START Dataset records

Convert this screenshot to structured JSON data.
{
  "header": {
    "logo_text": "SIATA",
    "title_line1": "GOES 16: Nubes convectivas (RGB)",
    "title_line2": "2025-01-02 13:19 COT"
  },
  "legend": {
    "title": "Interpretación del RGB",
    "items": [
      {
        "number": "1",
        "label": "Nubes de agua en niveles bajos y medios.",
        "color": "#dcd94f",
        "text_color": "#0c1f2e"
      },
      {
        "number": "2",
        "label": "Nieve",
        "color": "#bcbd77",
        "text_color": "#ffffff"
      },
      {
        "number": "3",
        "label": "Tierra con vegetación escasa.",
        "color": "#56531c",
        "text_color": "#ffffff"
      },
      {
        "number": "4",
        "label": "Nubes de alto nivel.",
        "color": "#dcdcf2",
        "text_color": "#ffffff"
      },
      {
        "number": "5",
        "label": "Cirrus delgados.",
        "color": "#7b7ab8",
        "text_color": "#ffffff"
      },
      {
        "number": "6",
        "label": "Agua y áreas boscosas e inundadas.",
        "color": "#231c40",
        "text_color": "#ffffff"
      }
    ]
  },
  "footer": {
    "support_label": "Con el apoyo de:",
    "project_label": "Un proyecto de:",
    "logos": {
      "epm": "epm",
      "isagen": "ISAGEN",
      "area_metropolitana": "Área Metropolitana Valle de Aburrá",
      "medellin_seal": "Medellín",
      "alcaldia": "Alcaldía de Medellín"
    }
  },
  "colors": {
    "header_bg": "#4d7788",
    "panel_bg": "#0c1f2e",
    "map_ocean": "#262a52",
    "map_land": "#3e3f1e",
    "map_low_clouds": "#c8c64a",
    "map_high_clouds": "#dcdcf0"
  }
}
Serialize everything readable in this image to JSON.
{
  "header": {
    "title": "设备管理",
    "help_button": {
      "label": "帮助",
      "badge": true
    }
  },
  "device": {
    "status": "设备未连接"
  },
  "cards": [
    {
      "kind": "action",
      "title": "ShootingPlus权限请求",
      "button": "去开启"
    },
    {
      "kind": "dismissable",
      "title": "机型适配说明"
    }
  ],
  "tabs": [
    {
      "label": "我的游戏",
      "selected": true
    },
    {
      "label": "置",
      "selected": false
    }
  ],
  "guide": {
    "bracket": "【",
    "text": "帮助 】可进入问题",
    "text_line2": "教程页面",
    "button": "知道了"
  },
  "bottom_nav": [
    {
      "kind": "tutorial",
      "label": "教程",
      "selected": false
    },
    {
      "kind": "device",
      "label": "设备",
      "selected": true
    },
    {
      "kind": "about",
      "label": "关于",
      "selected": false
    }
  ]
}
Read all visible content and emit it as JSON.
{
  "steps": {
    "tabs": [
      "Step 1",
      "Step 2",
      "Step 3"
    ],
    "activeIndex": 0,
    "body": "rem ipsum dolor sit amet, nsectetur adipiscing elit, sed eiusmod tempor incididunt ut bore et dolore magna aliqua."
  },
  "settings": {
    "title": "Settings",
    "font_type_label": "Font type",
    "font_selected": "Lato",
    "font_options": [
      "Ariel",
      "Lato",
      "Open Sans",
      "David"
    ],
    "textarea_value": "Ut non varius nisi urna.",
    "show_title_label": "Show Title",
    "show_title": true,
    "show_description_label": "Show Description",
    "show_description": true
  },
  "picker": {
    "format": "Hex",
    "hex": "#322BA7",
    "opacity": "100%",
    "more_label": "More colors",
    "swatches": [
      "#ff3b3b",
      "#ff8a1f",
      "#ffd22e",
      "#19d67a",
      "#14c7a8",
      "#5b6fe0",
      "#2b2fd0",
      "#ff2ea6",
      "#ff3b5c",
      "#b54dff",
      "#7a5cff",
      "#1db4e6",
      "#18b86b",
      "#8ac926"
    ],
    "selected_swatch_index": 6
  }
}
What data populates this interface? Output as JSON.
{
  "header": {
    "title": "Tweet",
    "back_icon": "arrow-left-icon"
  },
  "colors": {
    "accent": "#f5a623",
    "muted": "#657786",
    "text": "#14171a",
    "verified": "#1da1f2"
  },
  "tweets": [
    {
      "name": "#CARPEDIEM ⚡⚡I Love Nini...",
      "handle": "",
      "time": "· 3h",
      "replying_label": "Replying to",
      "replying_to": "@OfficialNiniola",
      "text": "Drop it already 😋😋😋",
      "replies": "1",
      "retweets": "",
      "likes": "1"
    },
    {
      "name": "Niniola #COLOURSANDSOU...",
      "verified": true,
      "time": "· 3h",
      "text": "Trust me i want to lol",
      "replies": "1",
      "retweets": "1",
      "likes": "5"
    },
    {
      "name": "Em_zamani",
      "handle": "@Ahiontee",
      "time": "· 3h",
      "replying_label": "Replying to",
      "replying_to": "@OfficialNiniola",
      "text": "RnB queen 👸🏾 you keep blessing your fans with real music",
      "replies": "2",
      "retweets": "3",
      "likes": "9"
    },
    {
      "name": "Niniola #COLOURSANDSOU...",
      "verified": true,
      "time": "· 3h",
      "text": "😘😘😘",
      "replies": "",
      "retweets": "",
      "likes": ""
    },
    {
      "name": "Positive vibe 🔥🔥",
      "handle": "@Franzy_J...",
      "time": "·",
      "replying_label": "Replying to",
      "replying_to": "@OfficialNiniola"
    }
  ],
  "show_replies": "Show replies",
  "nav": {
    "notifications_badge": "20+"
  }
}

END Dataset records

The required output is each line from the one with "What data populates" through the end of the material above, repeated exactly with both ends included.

Exercise response
What data populates this interface? Output as JSON.
{
  "header": {
    "title": "Tweet",
    "back_icon": "arrow-left-icon"
  },
  "colors": {
    "accent": "#f5a623",
    "muted": "#657786",
    "text": "#14171a",
    "verified": "#1da1f2"
  },
  "tweets": [
    {
      "name": "#CARPEDIEM ⚡⚡I Love Nini...",
      "handle": "",
      "time": "· 3h",
      "replying_label": "Replying to",
      "replying_to": "@OfficialNiniola",
      "text": "Drop it already 😋😋😋",
      "replies": "1",
      "retweets": "",
      "likes": "1"
    },
    {
      "name": "Niniola #COLOURSANDSOU...",
      "verified": true,
      "time": "· 3h",
      "text": "Trust me i want to lol",
      "replies": "1",
      "retweets": "1",
      "likes": "5"
    },
    {
      "name": "Em_zamani",
      "handle": "@Ahiontee",
      "time": "· 3h",
      "replying_label": "Replying to",
      "replying_to": "@OfficialNiniola",
      "text": "RnB queen 👸🏾 you keep blessing your fans with real music",
      "replies": "2",
      "retweets": "3",
      "likes": "9"
    },
    {
      "name": "Niniola #COLOURSANDSOU...",
      "verified": true,
      "time": "· 3h",
      "text": "😘😘😘",
      "replies": "",
      "retweets": "",
      "likes": ""
    },
    {
      "name": "Positive vibe 🔥🔥",
      "handle": "@Franzy_J...",
      "time": "·",
      "replying_label": "Replying to",
      "replying_to": "@OfficialNiniola"
    }
  ],
  "show_replies": "Show replies",
  "nav": {
    "notifications_badge": "20+"
  }
}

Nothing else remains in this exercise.